§ **Aim of the task**
Each line from the one with "Serialize everything readable" through the final line of the entries below must be printed exactly, and the pictures must not be.

********************

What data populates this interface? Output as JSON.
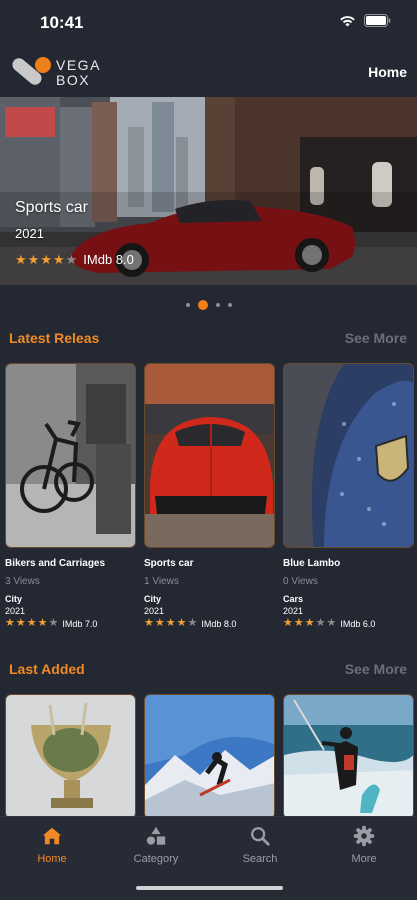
{
  "status_bar": {
    "time": "10:41",
    "wifi_icon": "wifi-icon",
    "battery_icon": "battery-icon"
  },
  "header": {
    "logo_line1": "VEGA",
    "logo_line2": "BOX",
    "home_label": "Home",
    "accent": "#f07f1a"
  },
  "hero": {
    "title": "Sports car",
    "year": "2021",
    "rating_stars": 4,
    "imdb": "IMdb 8.0"
  },
  "pager": {
    "count": 4,
    "active": 1
  },
  "latest": {
    "title": "Latest Releas",
    "see_more": "See More",
    "items": [
      {
        "title": "Bikers and Carriages",
        "views": "3 Views",
        "category": "City",
        "year": "2021",
        "stars": 4,
        "imdb": "IMdb 7.0"
      },
      {
        "title": "Sports car",
        "views": "1 Views",
        "category": "City",
        "year": "2021",
        "stars": 4,
        "imdb": "IMdb 8.0"
      },
      {
        "title": "Blue Lambo",
        "views": "0 Views",
        "category": "Cars",
        "year": "2021",
        "stars": 3,
        "imdb": "IMdb 6.0"
      }
    ]
  },
  "last_added": {
    "title": "Last Added",
    "see_more": "See More"
  },
  "nav": {
    "items": [
      {
        "label": "Home",
        "icon": "home-icon",
        "active": true
      },
      {
        "label": "Category",
        "icon": "category-icon",
        "active": false
      },
      {
        "label": "Search",
        "icon": "search-icon",
        "active": false
      },
      {
        "label": "More",
        "icon": "gear-icon",
        "active": false
      }
    ]
  }
}
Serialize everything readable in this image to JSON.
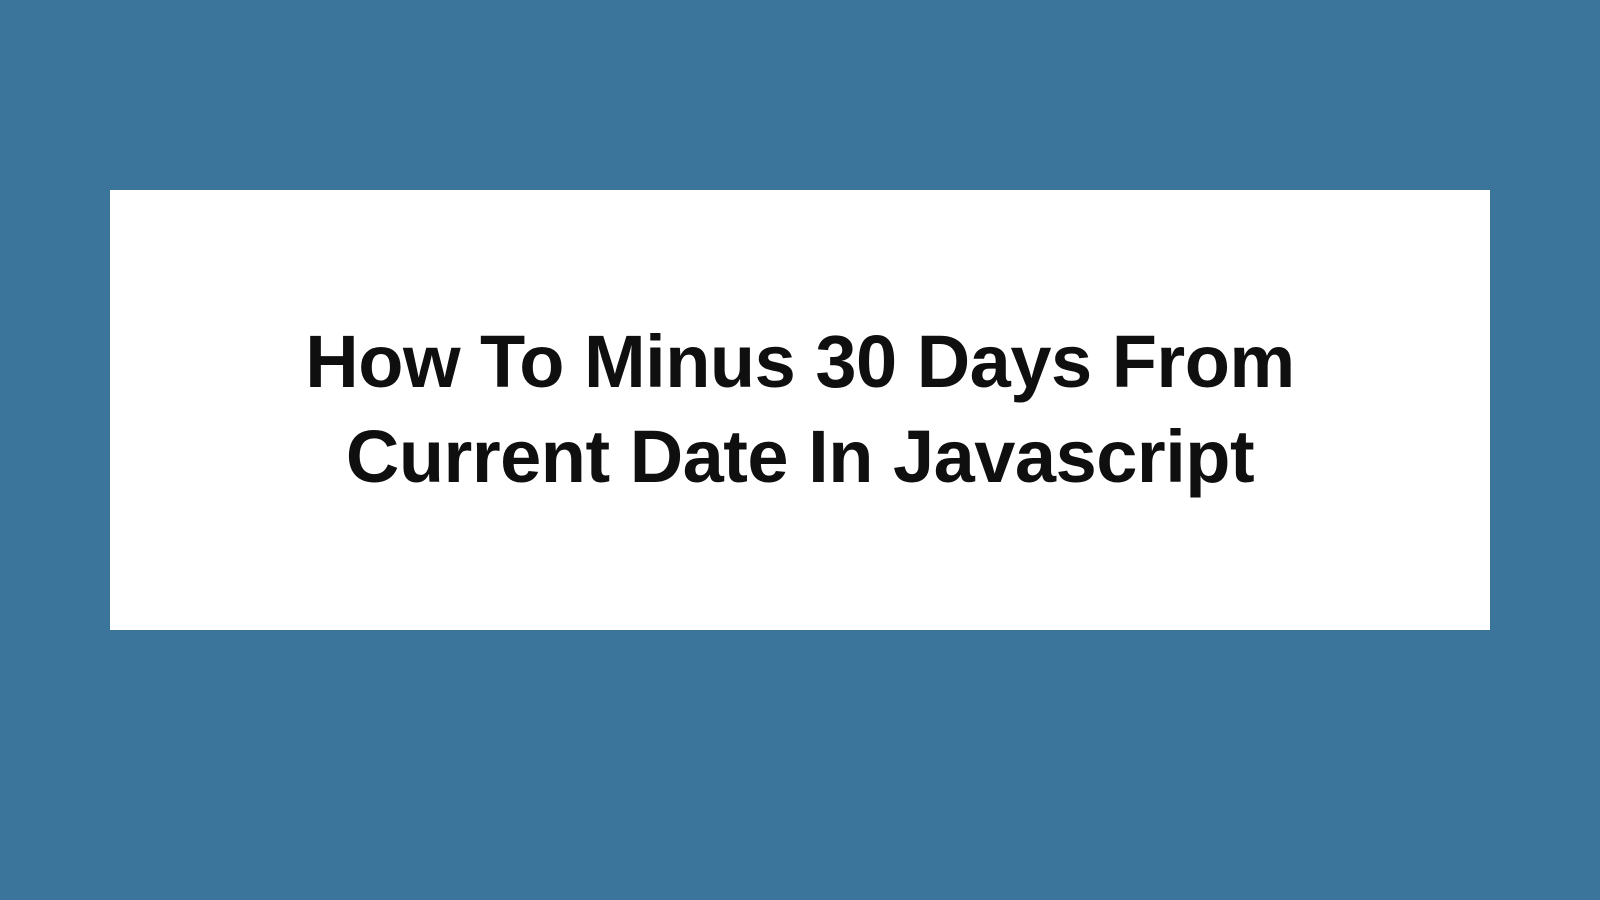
{
  "card": {
    "title": "How To Minus 30 Days From Current Date In Javascript"
  },
  "colors": {
    "background": "#3c759c",
    "cardBackground": "#ffffff",
    "text": "#0f0f0f"
  }
}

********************

§ **Answer area**
Serialize everything readable in this image to JSON.
{
  "card": {
    "title": "How To Minus 30 Days From Current Date In Javascript"
  },
  "colors": {
    "background": "#3c759c",
    "cardBackground": "#ffffff",
    "text": "#0f0f0f"
  }
}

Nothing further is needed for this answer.